Body – Point 2
- Transitional phrase: Secondly, violent TV programs should be watched by all people because people that do not watch violent TV programs are also violent.
- Evidence: There is no doubt that some children are born violent (Slotsve et al 23). Such children may not watch violent TV programs for them to be violent people. Indeed, some children that do not watch TV programs grow up to be violent.
- Analysis: Given that some children may grow up to be violent even without watching violent TV programs, then it is outright that violent TV programs do not necessarily result to violent behaviors. Some children may be violent naturally.
- Summary: Therefore, violent TV programs may not be responsible for violent behaviors even if they might be one of the factors that contribute to violent behaviors.
Body – Point 3
- Transitional phrase: Lastly, violent TV programs should be watched by all people because studies that cover this topic show conflicting results.
- Evidence: there is no doubt that majority of the studies indicate that violent TV programs affect our behaviors negatively (Gunter, Furnham and Pappa 1681). However, there is another set of studies that do not support studies that indicate that violent TV programs result to violent behaviors. Those studies claim that majorities of the studies do not follow the right scientific methods.
- Analysis: Given that some studies conflict the widely held belief that violent TV programs result to violent behaviors among people that watch them, then there is sufficient evidence to doubt studies that link violent TV programs to violent behaviors.
- Summary: At the moment, it would appear there is evidence to doubt studies that claim that violent TV programs result to development of violent behaviors among the people that watch those programs.
- Thesis: Consequently, understanding that violent TV programs do not shape people’s behaviors is very important. It helps us to appreciate the fact that people’s behaviors are shaped by the way they are brought up by their parents and not TV programs.
- Link to the audience: As college students, it is important you appreciate the positive roles that violent TV programs play in developing your mind. They help you to release stress, see the world the way it is and promote your well-being through better emotional experience.
- Link to credentials: My friend Peter reminds me that violent TV programs do not result to violent behaviors and I will always watch violent TV programs to release stress and promote my well-being through better emotional experiences.
- End with impact: So, if you ever believe the misconception that violent TV programs are responsible for the violent behaviors in our country, it is high time you change that belief. You should appreciate the fact that some bad methods of raising children in our country may be responsible for the violent behaviors in our country.
Gunter, Barrie, Furnham, Adrian and Pappa Eleni. Effects of television violence on memory for violent and non-violent advertising. Journal of applied social psychology, 35.8, 2005. Print.
Liang, Shuang, Li, Honghan and Yang Xiaojun. The video game from the perspective of positive psychology. Open journal of social science, 2, 2014. Print.

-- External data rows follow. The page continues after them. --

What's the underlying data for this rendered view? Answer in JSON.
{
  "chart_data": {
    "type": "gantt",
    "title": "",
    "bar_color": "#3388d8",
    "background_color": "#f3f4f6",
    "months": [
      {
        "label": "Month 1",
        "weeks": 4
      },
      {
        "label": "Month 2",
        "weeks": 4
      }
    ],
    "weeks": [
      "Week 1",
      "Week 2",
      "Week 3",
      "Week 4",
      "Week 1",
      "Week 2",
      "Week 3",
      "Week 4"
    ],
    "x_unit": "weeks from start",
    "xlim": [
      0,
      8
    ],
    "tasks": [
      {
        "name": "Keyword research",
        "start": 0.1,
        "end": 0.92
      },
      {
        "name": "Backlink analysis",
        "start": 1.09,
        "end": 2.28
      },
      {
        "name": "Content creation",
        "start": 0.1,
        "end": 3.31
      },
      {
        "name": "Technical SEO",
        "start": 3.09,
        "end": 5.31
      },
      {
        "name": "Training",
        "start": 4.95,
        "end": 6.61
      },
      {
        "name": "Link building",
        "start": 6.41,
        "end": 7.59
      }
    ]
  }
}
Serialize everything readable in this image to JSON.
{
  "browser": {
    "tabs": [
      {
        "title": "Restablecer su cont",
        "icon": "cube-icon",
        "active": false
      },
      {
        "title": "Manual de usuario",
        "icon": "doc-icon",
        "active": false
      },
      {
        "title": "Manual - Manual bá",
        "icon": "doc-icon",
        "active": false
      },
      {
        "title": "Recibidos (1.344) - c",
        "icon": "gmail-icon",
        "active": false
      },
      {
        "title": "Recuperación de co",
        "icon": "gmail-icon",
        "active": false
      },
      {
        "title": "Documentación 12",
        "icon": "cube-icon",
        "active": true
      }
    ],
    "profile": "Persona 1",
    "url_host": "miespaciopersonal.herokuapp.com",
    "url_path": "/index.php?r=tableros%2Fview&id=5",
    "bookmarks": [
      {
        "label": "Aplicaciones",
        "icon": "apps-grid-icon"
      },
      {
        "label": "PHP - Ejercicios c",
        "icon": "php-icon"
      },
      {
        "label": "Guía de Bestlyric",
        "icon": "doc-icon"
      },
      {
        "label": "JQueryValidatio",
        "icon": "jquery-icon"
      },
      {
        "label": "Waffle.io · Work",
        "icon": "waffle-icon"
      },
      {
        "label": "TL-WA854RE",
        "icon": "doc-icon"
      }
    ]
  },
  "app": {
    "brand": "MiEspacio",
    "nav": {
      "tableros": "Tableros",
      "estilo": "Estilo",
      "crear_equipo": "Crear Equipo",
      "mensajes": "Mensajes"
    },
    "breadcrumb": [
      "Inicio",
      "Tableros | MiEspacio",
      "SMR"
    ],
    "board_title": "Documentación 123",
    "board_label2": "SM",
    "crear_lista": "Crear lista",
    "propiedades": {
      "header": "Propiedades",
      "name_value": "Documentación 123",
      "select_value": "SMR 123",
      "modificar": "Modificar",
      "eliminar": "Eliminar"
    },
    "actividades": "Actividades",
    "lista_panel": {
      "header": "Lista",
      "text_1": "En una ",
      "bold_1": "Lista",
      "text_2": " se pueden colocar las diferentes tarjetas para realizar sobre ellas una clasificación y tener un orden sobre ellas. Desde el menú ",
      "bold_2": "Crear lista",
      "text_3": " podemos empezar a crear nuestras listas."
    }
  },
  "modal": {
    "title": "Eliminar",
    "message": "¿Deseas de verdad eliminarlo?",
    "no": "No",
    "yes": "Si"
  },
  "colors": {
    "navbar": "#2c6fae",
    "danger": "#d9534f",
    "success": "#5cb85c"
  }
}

Martin, Lucy and Hite Virginia. How do you affect your child? 2014. Web 6 April, 2017. https://my.vanderbilt.edu/developmentalpsychologyblog/2014/04/how-do-you-affect-your-child/
Shaffer, David. Social and personality development. Belmont: Wadsworth/Cengage learning, 2009. Print.
Slotsve, T. et al. Television violence and aggression: A retrospective study. Southwest Journal of Criminal Justice, 5.1, 2008. Print.